Posted on October 2, 2022

Cabal, or more precisely cabal-install which is mostly known to Haskellers as the cabal command line program (“cabal” means four things), recently merged a pull request that makes cabal support the XDG Basedir Specification. Previously, cabal would put all of its files in the ~/.cabal directory. Now the files are spread over multiple directories:

The advantage is mostly that cabal now behaves slightly more like other modern Unix tools. For example, it is easier to put all configuration files under version control if they’re all in the same subdirectory, and it is easier to delete all program caches when you’re low on disk space.

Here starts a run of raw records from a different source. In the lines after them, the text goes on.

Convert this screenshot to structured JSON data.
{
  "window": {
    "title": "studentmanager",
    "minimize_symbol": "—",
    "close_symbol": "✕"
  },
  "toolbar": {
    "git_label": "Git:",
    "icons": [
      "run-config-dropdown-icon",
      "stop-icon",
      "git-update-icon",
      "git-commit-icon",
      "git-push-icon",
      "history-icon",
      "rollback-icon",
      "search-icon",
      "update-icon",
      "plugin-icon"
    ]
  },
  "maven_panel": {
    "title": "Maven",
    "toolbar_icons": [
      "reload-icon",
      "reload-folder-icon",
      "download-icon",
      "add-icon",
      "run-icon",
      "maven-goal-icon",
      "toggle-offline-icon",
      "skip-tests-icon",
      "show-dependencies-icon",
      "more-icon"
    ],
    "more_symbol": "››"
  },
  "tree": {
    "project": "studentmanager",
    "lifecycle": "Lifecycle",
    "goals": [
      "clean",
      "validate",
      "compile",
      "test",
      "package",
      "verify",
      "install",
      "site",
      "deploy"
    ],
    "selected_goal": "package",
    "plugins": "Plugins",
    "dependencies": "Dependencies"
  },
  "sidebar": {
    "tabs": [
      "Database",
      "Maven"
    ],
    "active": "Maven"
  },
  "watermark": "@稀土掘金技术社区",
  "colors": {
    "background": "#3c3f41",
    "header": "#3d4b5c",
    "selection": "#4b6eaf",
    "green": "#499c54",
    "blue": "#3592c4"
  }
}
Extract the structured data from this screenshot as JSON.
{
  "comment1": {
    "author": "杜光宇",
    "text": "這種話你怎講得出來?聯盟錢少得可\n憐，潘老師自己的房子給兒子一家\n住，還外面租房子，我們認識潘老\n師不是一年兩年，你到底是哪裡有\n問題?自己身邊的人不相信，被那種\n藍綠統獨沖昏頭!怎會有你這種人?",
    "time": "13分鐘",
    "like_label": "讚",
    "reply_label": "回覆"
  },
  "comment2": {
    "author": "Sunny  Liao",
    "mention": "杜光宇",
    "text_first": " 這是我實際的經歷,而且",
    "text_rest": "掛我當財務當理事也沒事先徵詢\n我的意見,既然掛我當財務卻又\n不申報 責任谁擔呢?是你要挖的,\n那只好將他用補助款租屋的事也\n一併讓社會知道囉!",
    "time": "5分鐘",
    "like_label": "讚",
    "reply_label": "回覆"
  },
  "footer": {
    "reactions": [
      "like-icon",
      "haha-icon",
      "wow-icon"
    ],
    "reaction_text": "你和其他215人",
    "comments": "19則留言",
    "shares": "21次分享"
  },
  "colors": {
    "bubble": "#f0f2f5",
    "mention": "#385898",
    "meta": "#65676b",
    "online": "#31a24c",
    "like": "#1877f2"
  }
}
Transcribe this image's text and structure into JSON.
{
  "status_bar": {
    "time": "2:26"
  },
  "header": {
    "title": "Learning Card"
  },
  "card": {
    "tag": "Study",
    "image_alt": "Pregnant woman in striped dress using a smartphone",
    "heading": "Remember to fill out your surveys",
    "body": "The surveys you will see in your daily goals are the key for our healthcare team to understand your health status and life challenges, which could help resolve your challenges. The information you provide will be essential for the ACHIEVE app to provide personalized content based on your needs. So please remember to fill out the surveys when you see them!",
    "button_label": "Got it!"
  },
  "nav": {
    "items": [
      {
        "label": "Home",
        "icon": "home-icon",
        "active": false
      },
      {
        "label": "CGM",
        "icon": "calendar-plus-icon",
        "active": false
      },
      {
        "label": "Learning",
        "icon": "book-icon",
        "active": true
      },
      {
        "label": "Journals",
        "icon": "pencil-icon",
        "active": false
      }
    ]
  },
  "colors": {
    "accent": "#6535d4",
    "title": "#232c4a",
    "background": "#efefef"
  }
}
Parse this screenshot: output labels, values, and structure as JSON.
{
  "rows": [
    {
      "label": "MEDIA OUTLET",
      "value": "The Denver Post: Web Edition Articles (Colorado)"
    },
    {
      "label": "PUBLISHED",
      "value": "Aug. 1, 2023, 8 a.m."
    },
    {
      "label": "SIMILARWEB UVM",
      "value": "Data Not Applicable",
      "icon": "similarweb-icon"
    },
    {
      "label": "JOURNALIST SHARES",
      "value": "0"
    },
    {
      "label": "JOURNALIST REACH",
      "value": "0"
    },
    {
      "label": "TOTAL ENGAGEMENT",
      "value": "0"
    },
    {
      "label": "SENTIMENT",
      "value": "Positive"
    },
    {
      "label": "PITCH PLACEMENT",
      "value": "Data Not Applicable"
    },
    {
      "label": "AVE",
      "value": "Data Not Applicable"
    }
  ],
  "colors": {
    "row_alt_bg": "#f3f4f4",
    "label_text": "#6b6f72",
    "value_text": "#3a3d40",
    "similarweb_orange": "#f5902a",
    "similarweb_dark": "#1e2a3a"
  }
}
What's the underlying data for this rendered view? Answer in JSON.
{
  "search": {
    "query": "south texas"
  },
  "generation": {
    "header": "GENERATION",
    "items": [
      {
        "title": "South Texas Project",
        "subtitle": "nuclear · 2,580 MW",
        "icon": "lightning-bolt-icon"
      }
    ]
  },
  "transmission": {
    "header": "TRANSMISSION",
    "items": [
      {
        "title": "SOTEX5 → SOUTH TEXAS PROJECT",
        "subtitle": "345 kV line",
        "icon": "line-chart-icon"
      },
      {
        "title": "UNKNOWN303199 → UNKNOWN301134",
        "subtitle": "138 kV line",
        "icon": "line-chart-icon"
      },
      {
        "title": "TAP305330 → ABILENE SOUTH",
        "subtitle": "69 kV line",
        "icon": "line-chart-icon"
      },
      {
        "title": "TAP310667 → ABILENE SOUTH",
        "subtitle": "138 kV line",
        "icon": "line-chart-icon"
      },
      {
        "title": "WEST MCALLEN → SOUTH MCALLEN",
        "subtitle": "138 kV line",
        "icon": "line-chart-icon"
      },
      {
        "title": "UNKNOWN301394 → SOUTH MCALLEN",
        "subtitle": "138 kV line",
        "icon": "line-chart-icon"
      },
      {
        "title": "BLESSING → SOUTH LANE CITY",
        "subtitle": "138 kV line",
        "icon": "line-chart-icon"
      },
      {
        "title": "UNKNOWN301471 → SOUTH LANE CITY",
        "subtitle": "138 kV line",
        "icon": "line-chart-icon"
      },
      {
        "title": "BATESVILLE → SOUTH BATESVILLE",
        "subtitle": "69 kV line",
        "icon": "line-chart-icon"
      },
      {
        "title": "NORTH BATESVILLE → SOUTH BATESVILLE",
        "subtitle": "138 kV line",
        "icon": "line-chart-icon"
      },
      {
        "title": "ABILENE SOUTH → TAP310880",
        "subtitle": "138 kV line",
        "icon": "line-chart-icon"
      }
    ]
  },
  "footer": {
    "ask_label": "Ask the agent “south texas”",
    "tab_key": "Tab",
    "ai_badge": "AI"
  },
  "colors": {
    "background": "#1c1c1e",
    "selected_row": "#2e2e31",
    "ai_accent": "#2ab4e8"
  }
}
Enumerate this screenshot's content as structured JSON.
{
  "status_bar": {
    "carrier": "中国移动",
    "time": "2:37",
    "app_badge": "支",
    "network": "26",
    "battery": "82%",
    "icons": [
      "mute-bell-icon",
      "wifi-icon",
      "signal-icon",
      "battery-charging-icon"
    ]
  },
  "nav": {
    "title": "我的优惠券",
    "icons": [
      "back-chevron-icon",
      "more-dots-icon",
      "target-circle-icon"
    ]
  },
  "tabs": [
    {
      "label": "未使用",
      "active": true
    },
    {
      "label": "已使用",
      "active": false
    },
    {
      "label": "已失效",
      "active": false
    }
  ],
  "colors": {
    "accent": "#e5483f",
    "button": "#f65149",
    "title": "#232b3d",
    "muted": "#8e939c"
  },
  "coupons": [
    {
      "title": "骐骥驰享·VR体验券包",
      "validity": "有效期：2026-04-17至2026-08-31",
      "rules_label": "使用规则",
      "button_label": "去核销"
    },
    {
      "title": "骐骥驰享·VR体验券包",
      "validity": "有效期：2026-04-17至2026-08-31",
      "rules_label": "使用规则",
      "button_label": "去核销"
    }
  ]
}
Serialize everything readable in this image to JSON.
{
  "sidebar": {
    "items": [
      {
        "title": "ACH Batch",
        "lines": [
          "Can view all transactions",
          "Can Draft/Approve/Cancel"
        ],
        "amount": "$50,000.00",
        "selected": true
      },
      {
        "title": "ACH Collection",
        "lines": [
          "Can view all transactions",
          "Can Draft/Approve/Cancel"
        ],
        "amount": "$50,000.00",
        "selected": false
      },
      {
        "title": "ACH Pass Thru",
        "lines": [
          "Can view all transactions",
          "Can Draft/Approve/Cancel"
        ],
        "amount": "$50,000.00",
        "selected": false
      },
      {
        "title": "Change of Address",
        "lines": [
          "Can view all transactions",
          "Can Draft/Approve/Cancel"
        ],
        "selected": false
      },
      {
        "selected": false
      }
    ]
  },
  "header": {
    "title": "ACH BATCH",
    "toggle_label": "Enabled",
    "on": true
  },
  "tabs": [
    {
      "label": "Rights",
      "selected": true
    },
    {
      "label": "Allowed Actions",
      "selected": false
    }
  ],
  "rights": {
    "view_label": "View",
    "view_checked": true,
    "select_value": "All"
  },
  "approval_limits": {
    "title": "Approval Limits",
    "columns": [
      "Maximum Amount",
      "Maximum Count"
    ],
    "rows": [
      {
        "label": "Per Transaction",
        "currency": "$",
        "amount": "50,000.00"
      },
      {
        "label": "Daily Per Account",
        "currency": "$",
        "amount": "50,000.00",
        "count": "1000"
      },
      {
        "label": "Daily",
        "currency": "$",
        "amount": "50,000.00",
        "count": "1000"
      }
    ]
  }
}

This is obviously a rather invasive change. Does it mean that the next version of cabal will break your workflow? Maybe! But if so, it is not intentional. This change comes with what I hope is rather thorough backwards compatibility behaviour. Basically, if ~/.cabal exists, or $CABAL_DIR is set, the old behaviour of using a single unified directory will be maintained. And of course, most paths can still be configured manually in the configuration file.

Still, because of the delicacy of a change like this, we’d like some external confirmation that cabal is still usable. This requires human trials. Therefore, if you are a human who uses cabal, please try installing the latest development version and see if it still works for you. If you want to try out the new XDG future, you can delete your ~/.cabal directory (possibly copying ~/.cabal/config to ~/.config/cabal/config first). I’ve been dogfooding this support for a over month, but I have no illusions about my usage covering the full feature space.

Beyond whether cabal remains at all functional, I am personally curious whether the XDG simulacrum that is implemented on Windows is at all useful for Windows users, or whether it would be better for cabal to retain a single unified directory on that platform.

Finally, on a meta note, this is my first contribution to Cabal. I previously heard horror stories about its code complexity, but I don’t think think they are warranted, at least not in the corner that I was touching. You certainly find relics of a long development process, including code necessary to support obsolete features (v1-build and sandboxes), but for a project its age and scope, I found the code both well structured and reasonably well documented. XDG support was added entirely by modifying cabal client code, without touching the Cabal library at all.